━━━ RECORDS FOR THIS TASK
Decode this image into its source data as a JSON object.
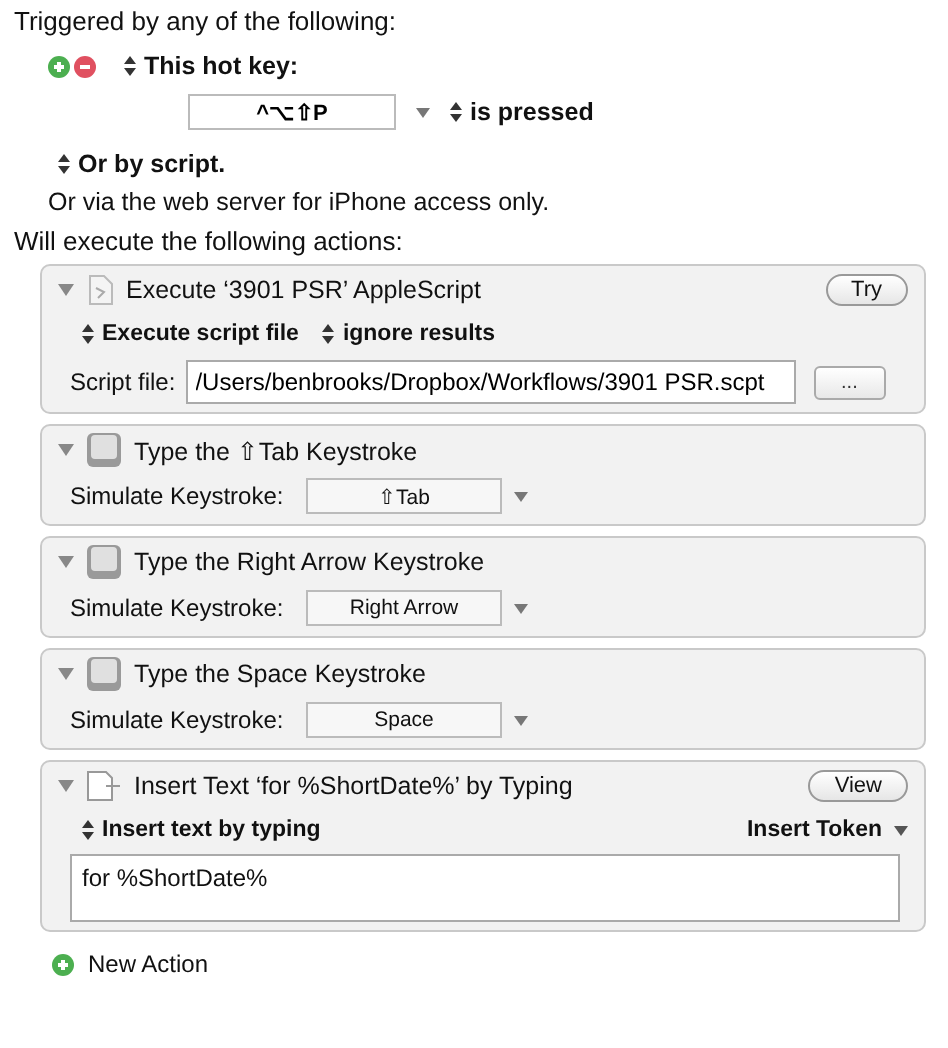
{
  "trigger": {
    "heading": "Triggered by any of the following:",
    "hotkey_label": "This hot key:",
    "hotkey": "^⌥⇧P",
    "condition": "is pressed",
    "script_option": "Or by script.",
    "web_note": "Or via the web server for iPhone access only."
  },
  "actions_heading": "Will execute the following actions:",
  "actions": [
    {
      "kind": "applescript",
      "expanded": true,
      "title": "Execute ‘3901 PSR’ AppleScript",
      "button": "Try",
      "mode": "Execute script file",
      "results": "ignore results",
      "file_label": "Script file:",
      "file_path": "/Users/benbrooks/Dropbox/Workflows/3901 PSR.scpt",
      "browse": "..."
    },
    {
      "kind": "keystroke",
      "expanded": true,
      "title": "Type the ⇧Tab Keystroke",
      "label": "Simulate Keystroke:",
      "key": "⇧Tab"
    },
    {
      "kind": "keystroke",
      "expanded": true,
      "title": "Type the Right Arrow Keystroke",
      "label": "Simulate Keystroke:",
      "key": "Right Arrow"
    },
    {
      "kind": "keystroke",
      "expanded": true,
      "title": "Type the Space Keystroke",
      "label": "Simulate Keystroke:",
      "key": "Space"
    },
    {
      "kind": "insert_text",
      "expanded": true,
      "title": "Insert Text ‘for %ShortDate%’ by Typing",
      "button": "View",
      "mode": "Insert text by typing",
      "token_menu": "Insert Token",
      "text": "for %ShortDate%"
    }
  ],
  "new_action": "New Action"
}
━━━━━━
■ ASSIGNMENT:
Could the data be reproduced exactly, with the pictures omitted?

■ WORKED SOLUTION:
Decode this image into its source data as a JSON object.
{
  "trigger": {
    "heading": "Triggered by any of the following:",
    "hotkey_label": "This hot key:",
    "hotkey": "^⌥⇧P",
    "condition": "is pressed",
    "script_option": "Or by script.",
    "web_note": "Or via the web server for iPhone access only."
  },
  "actions_heading": "Will execute the following actions:",
  "actions": [
    {
      "kind": "applescript",
      "expanded": true,
      "title": "Execute ‘3901 PSR’ AppleScript",
      "button": "Try",
      "mode": "Execute script file",
      "results": "ignore results",
      "file_label": "Script file:",
      "file_path": "/Users/benbrooks/Dropbox/Workflows/3901 PSR.scpt",
      "browse": "..."
    },
    {
      "kind": "keystroke",
      "expanded": true,
      "title": "Type the ⇧Tab Keystroke",
      "label": "Simulate Keystroke:",
      "key": "⇧Tab"
    },
    {
      "kind": "keystroke",
      "expanded": true,
      "title": "Type the Right Arrow Keystroke",
      "label": "Simulate Keystroke:",
      "key": "Right Arrow"
    },
    {
      "kind": "keystroke",
      "expanded": true,
      "title": "Type the Space Keystroke",
      "label": "Simulate Keystroke:",
      "key": "Space"
    },
    {
      "kind": "insert_text",
      "expanded": true,
      "title": "Insert Text ‘for %ShortDate%’ by Typing",
      "button": "View",
      "mode": "Insert text by typing",
      "token_menu": "Insert Token",
      "text": "for %ShortDate%"
    }
  ],
  "new_action": "New Action"
}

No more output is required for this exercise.